Brief>
Every line below that has "icon" in it should be copied.

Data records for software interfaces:
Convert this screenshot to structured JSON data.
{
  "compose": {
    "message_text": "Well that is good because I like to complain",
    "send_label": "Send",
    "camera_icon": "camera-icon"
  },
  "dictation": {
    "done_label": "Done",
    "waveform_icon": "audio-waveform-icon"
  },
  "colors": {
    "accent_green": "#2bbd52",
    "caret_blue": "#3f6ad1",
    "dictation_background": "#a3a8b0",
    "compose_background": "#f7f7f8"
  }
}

Response>
    "camera_icon": "camera-icon"
    "waveform_icon": "audio-waveform-icon"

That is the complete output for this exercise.